[EXERCISE AIM]: Find how many lines of the records below contain the word "this" and write that number by itself.

Source records:
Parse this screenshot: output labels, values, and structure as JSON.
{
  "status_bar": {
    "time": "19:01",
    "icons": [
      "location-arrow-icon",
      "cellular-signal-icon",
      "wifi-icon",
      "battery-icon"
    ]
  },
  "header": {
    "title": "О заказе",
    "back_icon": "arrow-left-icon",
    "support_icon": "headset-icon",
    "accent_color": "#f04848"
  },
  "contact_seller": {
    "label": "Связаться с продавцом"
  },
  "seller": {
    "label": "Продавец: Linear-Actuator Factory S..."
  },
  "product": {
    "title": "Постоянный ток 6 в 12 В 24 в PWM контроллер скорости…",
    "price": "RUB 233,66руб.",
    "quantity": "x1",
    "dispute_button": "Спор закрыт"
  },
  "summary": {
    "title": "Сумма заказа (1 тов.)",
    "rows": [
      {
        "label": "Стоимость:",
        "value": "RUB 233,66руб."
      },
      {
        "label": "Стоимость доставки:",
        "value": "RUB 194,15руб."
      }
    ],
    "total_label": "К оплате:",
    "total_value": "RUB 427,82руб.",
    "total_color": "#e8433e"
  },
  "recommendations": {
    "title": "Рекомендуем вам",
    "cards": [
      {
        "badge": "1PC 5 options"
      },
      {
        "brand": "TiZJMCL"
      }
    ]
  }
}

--

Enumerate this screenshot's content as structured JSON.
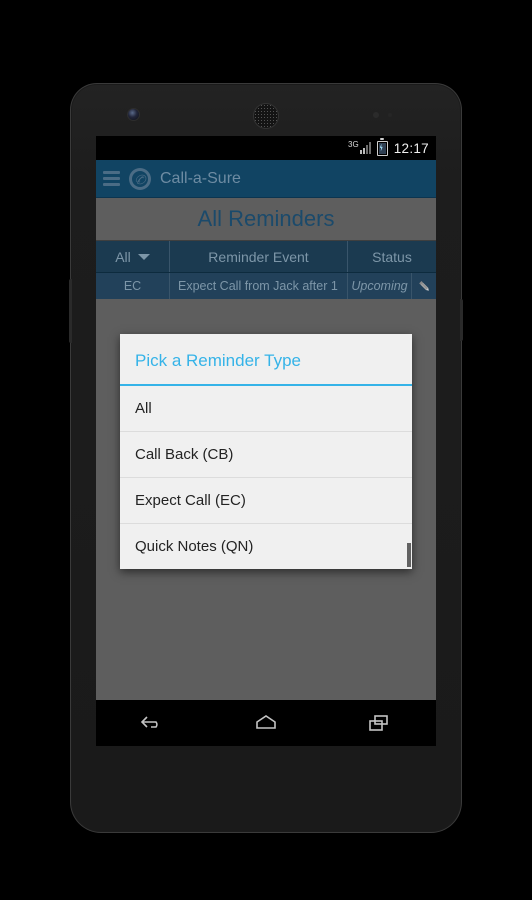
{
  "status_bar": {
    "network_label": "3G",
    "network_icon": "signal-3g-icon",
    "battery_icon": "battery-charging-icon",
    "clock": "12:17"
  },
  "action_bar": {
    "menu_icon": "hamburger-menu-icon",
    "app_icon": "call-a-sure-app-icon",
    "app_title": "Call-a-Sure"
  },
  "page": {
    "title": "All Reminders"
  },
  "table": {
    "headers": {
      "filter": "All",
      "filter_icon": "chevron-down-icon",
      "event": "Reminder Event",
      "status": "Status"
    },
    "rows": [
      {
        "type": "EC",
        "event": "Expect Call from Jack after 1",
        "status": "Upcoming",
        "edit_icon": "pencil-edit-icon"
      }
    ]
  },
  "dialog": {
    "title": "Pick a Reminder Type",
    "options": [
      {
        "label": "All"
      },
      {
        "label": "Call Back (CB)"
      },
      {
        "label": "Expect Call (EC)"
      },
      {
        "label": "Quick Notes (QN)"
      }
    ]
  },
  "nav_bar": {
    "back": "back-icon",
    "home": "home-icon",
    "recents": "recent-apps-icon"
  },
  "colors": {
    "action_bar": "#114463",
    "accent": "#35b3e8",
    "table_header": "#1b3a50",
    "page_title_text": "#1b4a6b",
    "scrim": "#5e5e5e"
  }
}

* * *

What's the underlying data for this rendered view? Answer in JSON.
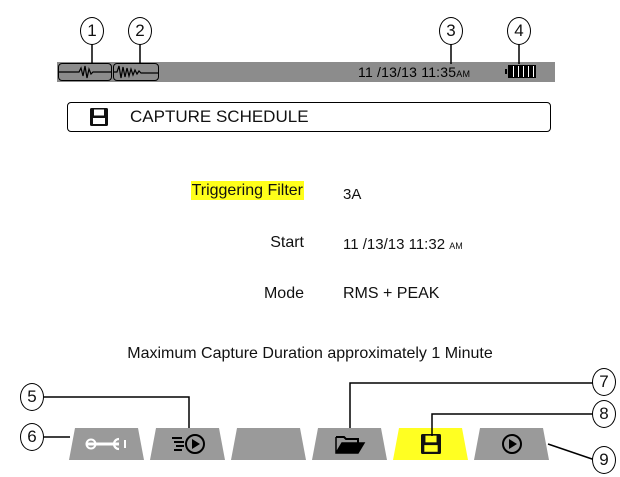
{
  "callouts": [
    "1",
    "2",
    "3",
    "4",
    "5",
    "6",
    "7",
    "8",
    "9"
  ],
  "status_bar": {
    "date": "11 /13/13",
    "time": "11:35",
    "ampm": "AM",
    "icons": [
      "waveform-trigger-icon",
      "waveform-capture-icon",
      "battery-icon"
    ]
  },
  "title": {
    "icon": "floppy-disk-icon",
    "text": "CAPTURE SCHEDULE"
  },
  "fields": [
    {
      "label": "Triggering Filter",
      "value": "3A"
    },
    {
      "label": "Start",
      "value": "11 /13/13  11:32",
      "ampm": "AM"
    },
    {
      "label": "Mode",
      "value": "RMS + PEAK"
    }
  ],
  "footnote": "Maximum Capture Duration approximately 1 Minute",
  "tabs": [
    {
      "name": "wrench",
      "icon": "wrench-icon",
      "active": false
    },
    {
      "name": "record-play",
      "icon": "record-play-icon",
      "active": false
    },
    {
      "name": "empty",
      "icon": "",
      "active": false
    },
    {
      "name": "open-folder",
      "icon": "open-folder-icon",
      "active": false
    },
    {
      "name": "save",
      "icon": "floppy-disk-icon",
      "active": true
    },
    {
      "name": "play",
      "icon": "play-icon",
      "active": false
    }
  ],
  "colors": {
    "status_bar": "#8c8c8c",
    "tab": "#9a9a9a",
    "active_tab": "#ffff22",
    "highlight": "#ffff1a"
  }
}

[FINAL ANSWER]: 3